Are You in a Verbally Abusive Relationship?

Are you in a Verbally Abusive Relationship?


A scientist conducted an experiment.  She put frog number one into a pan of very hot water.  The frog jumped right out.  Then she placed frog number two in a pan of cool water.  This frog didn’t jump out.  Very gradually, the scientist raised the temperature of the water.  The frog gradually adapted until it boiled to death.  – Anonymous

Being in a relationship where there is verbal abuse conditions the spouse that is being abused just like the second frog in the above example.  Many times partners of verbal abuse only recognize the abuse once they are away for a while.

Verbal abuse may be overt – name calling, angry outbursts, or attacks of characters like, “You’re just too sensitive”.  But it also can be covert or hidden.  Statements like, “What do you mean?  I didn’t mean that” when the abuser did mean that can drive a person crazy.  The book by George Bach and Ronald Deutsch “Stop! You’re Driving Me Crazy”, state that often times the spouse of verbal abuse feels or experience some of the following;

·         Feeling temporarily thrown off balance or caught off guard

·         Receiving double messages but somehow unable or fearful to ask for clarification.

·         Feeling generally “bugged” by the simple presence of a person.

·         Where one assumed goodwill, ill will seems to prevail

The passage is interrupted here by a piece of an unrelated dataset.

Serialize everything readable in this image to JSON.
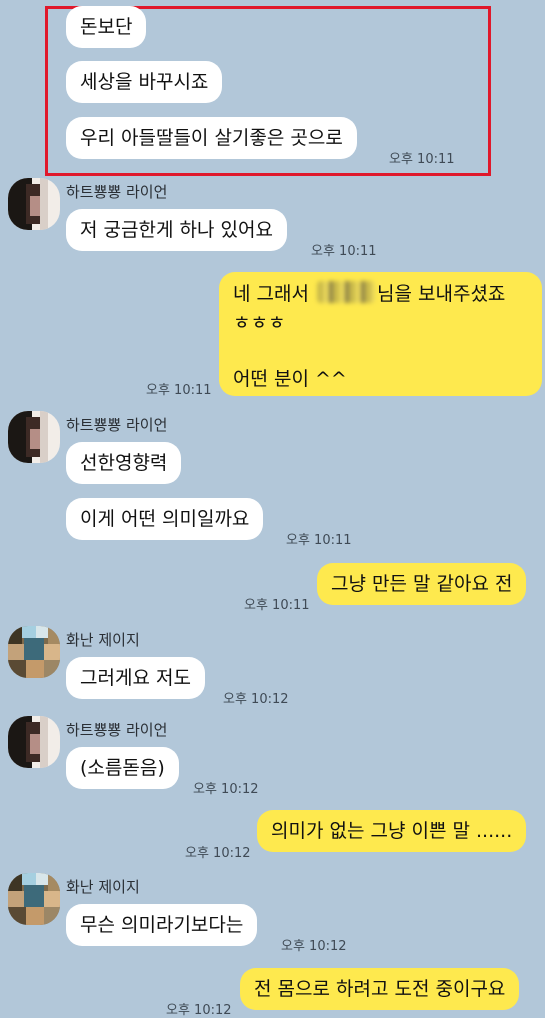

·         One feels pushed around, not in control of one’s own direction.

·         An uneasy weird feeling of emptiness

·         Feeling vaguely suspicious that something is wrong

If a partner is able to validate their own feelings they will sometimes recognize that they feel diminished, hurt, unrecognized, discounted, made fun of, ignored and others.

In the book, “The Verbally Abusive Relationship” by Patricia Evans, she describes the general characteristics of verbal abuse and categorizes verbal abuse.  I highly recommend this book if you relate to what follows. 

Characteristics of Verbal Abuse

1.       It is hurtful- especially when it is denied

2.       It attacks the nature and abilities of partner

3.       It can be covert or overt

4.       Verbally abusive disparagement may be voiced in an extremely sincere and concerned way

5.       It is manipulative and controlling

6.       It is insidious – disregards, disrespects and devalues the partner

7.       It is unpredictable

8.       It is the real issue in the relationship 

9.       It expresses a double message- incongruence between the way the abuser speaks and real feelings

10.   It usually escalates, increasing in intensity, frequency, and variety.

I know in many relationships people think of abuse only in terms of physical abuse.  “He isn’t hitting me so how could I be abused?”  Love relationships are the arena where we want love, support, acceptance, nurturing, intimacy – both emotional and physical, validation and someone to “have our back”.  This is a place in healthy relationships where “two are better than one”.  In abusive relationships there is stress, tension, a feeling on being unsafe, a feeling of being out of balance, squashed, stymied, dragged down and can lead to low self-esteem and depression.  See if you can identify any of these.

1.       Withholding –a choice to keep one’s thoughts, feelings, hopes and dreams to themselves and to remain silent and aloof toward one’s partner.

2.       Countering – arguing against partners thoughts, perceptions, experience which denies the victims reality and prevents the abuser from knowing or accepting his partners views

3.       Discounting – denying the experience of the partner of the abuse.  “Oh you don’t know what you are talking about” or “You’re making a big deal out of nothing”

4.       Verbal Abuse Disguised as a Joke –“ You couldn’t find your head if it wasn’t attached”

5.       Blocking and Diverting – the topic is changed and none of the abuser’s diversion answers the partner’s questions in a thoughtful and considerate way.

6.       Accusing and Blaming-  A verbal abuse will accuse his partner of some wrongdoing and blame his partner of his anger.  “ You’re just trying to pick a fight” or “You’re looking for trouble”

7.       Judging and Criticizing – “You can’t take a joke”  “You idiot”  “ I wouldn’t have done it that way”

8.       Trivializing – what you have done or said is insignificant.

9.       Undermining – this not only withholds emotional support, but also erodes confidence.     “Why bother!”  “Who asked you?”

10.   Threatening- manipulates the partner by bringing up her greatest fears.

11.   Name Calling

12.   Forgetting – the declaration by the abuser that what happened didn’t is abusive

13.   Ordering – “ Get rid of this”  “You’re not going out now”

14.   Denial – “I never said that” “You’re getting upset about nothing!”

If you recognize any of these going on I recommend that you pick up a book or go see a counselor because left on your own, it will likely get worse.